- Opening Delimiter -
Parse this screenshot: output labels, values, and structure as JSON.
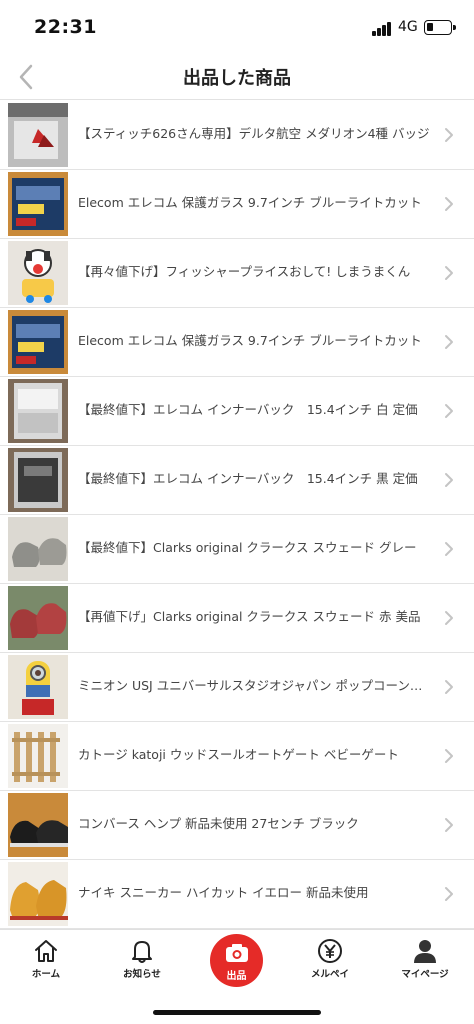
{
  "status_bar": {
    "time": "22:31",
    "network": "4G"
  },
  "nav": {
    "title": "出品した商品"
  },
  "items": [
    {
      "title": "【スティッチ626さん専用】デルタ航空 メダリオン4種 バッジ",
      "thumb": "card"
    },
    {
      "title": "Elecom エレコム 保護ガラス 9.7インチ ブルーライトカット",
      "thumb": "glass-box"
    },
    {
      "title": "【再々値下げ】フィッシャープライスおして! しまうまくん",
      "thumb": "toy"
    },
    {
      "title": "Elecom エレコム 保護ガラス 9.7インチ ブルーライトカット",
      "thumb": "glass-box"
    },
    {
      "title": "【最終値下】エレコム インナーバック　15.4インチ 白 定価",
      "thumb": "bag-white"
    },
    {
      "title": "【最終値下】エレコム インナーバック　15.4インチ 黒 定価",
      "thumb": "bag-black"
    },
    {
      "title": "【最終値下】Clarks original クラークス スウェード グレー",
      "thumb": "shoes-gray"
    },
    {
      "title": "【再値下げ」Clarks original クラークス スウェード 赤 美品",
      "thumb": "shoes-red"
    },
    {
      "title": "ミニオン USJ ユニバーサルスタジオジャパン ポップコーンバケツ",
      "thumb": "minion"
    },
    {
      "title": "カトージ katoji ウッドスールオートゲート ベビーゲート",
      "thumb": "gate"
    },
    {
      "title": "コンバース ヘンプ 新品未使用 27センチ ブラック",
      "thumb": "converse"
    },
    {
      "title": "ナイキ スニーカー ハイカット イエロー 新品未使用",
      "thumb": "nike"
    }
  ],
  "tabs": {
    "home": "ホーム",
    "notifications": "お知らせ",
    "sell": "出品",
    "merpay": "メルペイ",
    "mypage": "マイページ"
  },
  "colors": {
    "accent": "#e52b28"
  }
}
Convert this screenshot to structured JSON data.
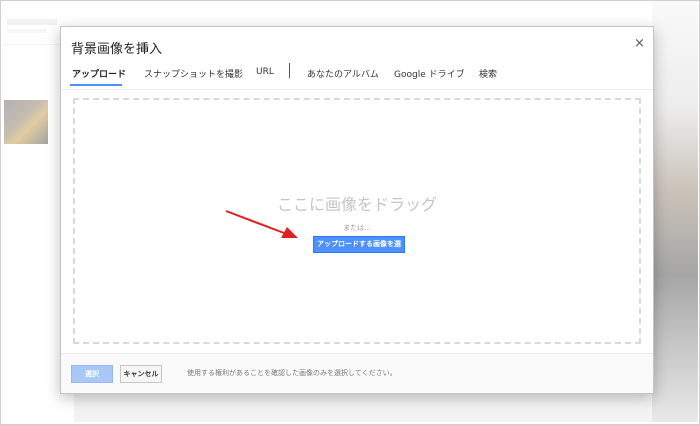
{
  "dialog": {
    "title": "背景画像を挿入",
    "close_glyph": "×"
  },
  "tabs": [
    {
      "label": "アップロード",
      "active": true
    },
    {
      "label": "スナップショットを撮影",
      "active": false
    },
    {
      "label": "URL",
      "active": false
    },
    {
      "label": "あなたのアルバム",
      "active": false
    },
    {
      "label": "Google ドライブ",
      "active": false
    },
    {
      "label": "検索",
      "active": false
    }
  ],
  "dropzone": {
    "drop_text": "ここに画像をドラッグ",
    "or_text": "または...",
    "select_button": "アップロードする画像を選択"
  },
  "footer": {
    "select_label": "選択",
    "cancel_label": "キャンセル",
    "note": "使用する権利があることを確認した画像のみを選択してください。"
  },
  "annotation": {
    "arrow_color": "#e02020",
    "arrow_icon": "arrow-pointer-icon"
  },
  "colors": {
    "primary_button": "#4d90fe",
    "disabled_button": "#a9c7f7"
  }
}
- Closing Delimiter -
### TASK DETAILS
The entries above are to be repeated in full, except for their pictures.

### OUTPUT FOR THIS EXERCISE
Parse this screenshot: output labels, values, and structure as JSON.
{
  "status_bar": {
    "time": "22:31",
    "network": "4G"
  },
  "nav": {
    "title": "出品した商品"
  },
  "items": [
    {
      "title": "【スティッチ626さん専用】デルタ航空 メダリオン4種 バッジ",
      "thumb": "card"
    },
    {
      "title": "Elecom エレコム 保護ガラス 9.7インチ ブルーライトカット",
      "thumb": "glass-box"
    },
    {
      "title": "【再々値下げ】フィッシャープライスおして! しまうまくん",
      "thumb": "toy"
    },
    {
      "title": "Elecom エレコム 保護ガラス 9.7インチ ブルーライトカット",
      "thumb": "glass-box"
    },
    {
      "title": "【最終値下】エレコム インナーバック　15.4インチ 白 定価",
      "thumb": "bag-white"
    },
    {
      "title": "【最終値下】エレコム インナーバック　15.4インチ 黒 定価",
      "thumb": "bag-black"
    },
    {
      "title": "【最終値下】Clarks original クラークス スウェード グレー",
      "thumb": "shoes-gray"
    },
    {
      "title": "【再値下げ」Clarks original クラークス スウェード 赤 美品",
      "thumb": "shoes-red"
    },
    {
      "title": "ミニオン USJ ユニバーサルスタジオジャパン ポップコーンバケツ",
      "thumb": "minion"
    },
    {
      "title": "カトージ katoji ウッドスールオートゲート ベビーゲート",
      "thumb": "gate"
    },
    {
      "title": "コンバース ヘンプ 新品未使用 27センチ ブラック",
      "thumb": "converse"
    },
    {
      "title": "ナイキ スニーカー ハイカット イエロー 新品未使用",
      "thumb": "nike"
    }
  ],
  "tabs": {
    "home": "ホーム",
    "notifications": "お知らせ",
    "sell": "出品",
    "merpay": "メルペイ",
    "mypage": "マイページ"
  },
  "colors": {
    "accent": "#e52b28"
  }
}
Convert this screenshot to structured JSON data.
{
  "dialog": {
    "title": "背景画像を挿入",
    "close_glyph": "×"
  },
  "tabs": [
    {
      "label": "アップロード",
      "active": true
    },
    {
      "label": "スナップショットを撮影",
      "active": false
    },
    {
      "label": "URL",
      "active": false
    },
    {
      "label": "あなたのアルバム",
      "active": false
    },
    {
      "label": "Google ドライブ",
      "active": false
    },
    {
      "label": "検索",
      "active": false
    }
  ],
  "dropzone": {
    "drop_text": "ここに画像をドラッグ",
    "or_text": "または...",
    "select_button": "アップロードする画像を選択"
  },
  "footer": {
    "select_label": "選択",
    "cancel_label": "キャンセル",
    "note": "使用する権利があることを確認した画像のみを選択してください。"
  },
  "annotation": {
    "arrow_color": "#e02020",
    "arrow_icon": "arrow-pointer-icon"
  },
  "colors": {
    "primary_button": "#4d90fe",
    "disabled_button": "#a9c7f7"
  }
}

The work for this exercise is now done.